Regardless, Saudi Arabia’s decision will have significant implications for oil markets and, in particular, the price of oil next year.
Rystad Energy’s latest unresolved liquids review, which assumes the Saudi voluntary cuts will not be extended until 2024, shows that supply has surprised on the upside and we now expect a balanced market for the 1T24.
More importantly, a looming market surplus of over 600,000 b/d is in sight for 2Q24.
Looking ahead, the second half of next year is expected to show a deficit of around 450,000 b/d.
Overall, we now expect the oil market to be fairly balanced in 2024 compared to the large deficit (-1.2 million b/d) this year.
This latest unresolved liquids balance is lower than we expected just a few weeks ago, when we forecast a deficit of 400,000 b/d for 2024.
In addition, downward pressure on oil prices has increased in recent weeks: prices fell below $80 per barrel on November 16, following a sharp sell-off caused by supply fears. surplus.
This figure is significantly lower than oil price levels immediately following the outbreak of the conflict between Israel and Hamas that began in early October, when prices reached nearly $95 per barrel.
Further fueling the bearish sentiment, recent data shows that U.S. commercial crude inventories have increased over the past four weeks and now stand at 440 million barrels, up from 420 million barrels a month ago .
Despite our latest global mobility indicators showing strong demand, with road traffic above 2019 levels and air traffic stable, macroeconomic concerns continue to ripple through the market.
This recent downward trend in oil markets has increased interest in Saudi Arabia’s upcoming move on voluntary cuts.
Rystad Energy has developed five scenarios based on Saudi production policy for the coming months and estimates the impact they would have on oil prices.
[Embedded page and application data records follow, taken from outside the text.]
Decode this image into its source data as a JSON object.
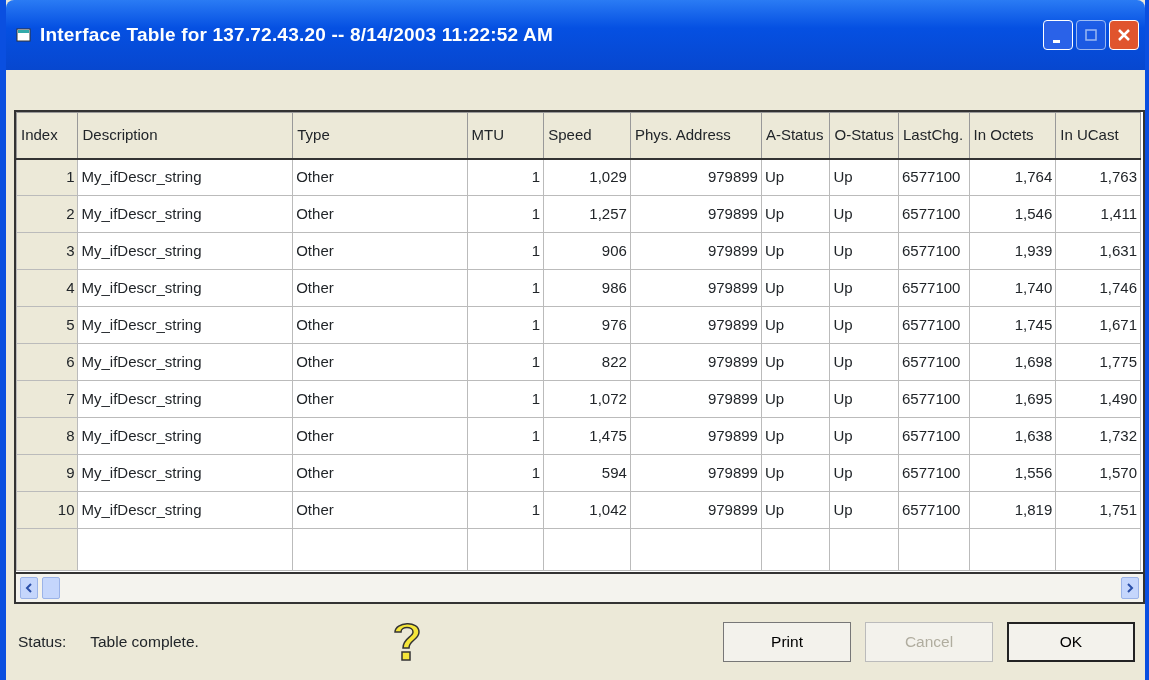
{
  "window": {
    "title": "Interface Table for 137.72.43.20 -- 8/14/2003 11:22:52 AM"
  },
  "table": {
    "columns": [
      "Index",
      "Description",
      "Type",
      "MTU",
      "Speed",
      "Phys. Address",
      "A-Status",
      "O-Status",
      "LastChg.",
      "In Octets",
      "In UCast"
    ],
    "rows": [
      [
        "1",
        "My_ifDescr_string",
        "Other",
        "1",
        "1,029",
        "979899",
        "Up",
        "Up",
        "6577100",
        "1,764",
        "1,763"
      ],
      [
        "2",
        "My_ifDescr_string",
        "Other",
        "1",
        "1,257",
        "979899",
        "Up",
        "Up",
        "6577100",
        "1,546",
        "1,411"
      ],
      [
        "3",
        "My_ifDescr_string",
        "Other",
        "1",
        "906",
        "979899",
        "Up",
        "Up",
        "6577100",
        "1,939",
        "1,631"
      ],
      [
        "4",
        "My_ifDescr_string",
        "Other",
        "1",
        "986",
        "979899",
        "Up",
        "Up",
        "6577100",
        "1,740",
        "1,746"
      ],
      [
        "5",
        "My_ifDescr_string",
        "Other",
        "1",
        "976",
        "979899",
        "Up",
        "Up",
        "6577100",
        "1,745",
        "1,671"
      ],
      [
        "6",
        "My_ifDescr_string",
        "Other",
        "1",
        "822",
        "979899",
        "Up",
        "Up",
        "6577100",
        "1,698",
        "1,775"
      ],
      [
        "7",
        "My_ifDescr_string",
        "Other",
        "1",
        "1,072",
        "979899",
        "Up",
        "Up",
        "6577100",
        "1,695",
        "1,490"
      ],
      [
        "8",
        "My_ifDescr_string",
        "Other",
        "1",
        "1,475",
        "979899",
        "Up",
        "Up",
        "6577100",
        "1,638",
        "1,732"
      ],
      [
        "9",
        "My_ifDescr_string",
        "Other",
        "1",
        "594",
        "979899",
        "Up",
        "Up",
        "6577100",
        "1,556",
        "1,570"
      ],
      [
        "10",
        "My_ifDescr_string",
        "Other",
        "1",
        "1,042",
        "979899",
        "Up",
        "Up",
        "6577100",
        "1,819",
        "1,751"
      ]
    ]
  },
  "status_bar": {
    "label": "Status:",
    "text": "Table complete."
  },
  "buttons": [
    {
      "label": "Print",
      "disabled": false
    },
    {
      "label": "Cancel",
      "disabled": true
    },
    {
      "label": "OK",
      "disabled": false
    }
  ]
}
Especially:
- No extension scenario: we assume that the Saudi reductions will not be extended until 2024.
- Rapid unwinding scenario: We assume that Saudi Arabia will unwind the voluntary reductions very quickly so that they are fully unwound by April 2024.
- Gradual dismantling scenario: Saudi Arabia gradually unwinds voluntary reductions until June 2024.
- Slow unwind scenario: Saudi Arabia extends voluntary reductions of 1 million b/d until January and February 2024, then unwinds them very gradually until July 2024.
- Reduction extension scenario: Saudi Arabia extends voluntary reductions of 1 million b/d until April 2024 and, thereafter, gradually reverses them until August 2024.
Our analysis shows that in the event that Saudi Arabia does not extend its voluntary cuts, the market’s downward trend will continue, with the price of oil averaging slightly above US$80 per barrel next year. .
At the other extreme, if Saudi Arabia extends voluntary cuts until April 2024 and then gradually rolls them back, the price of oil will average $96 per barrel in 2024.
The latest IMF estimate suggests that the equilibrium price for Saudi oil is $86 per barrel.
Our analysis suggests that the Saudis will need to continue to cede market share, at least until June 2024, to reach this price level.
Will the Saudis do it? All eyes will be on Vienna next week and Saudi Arabia’s next move.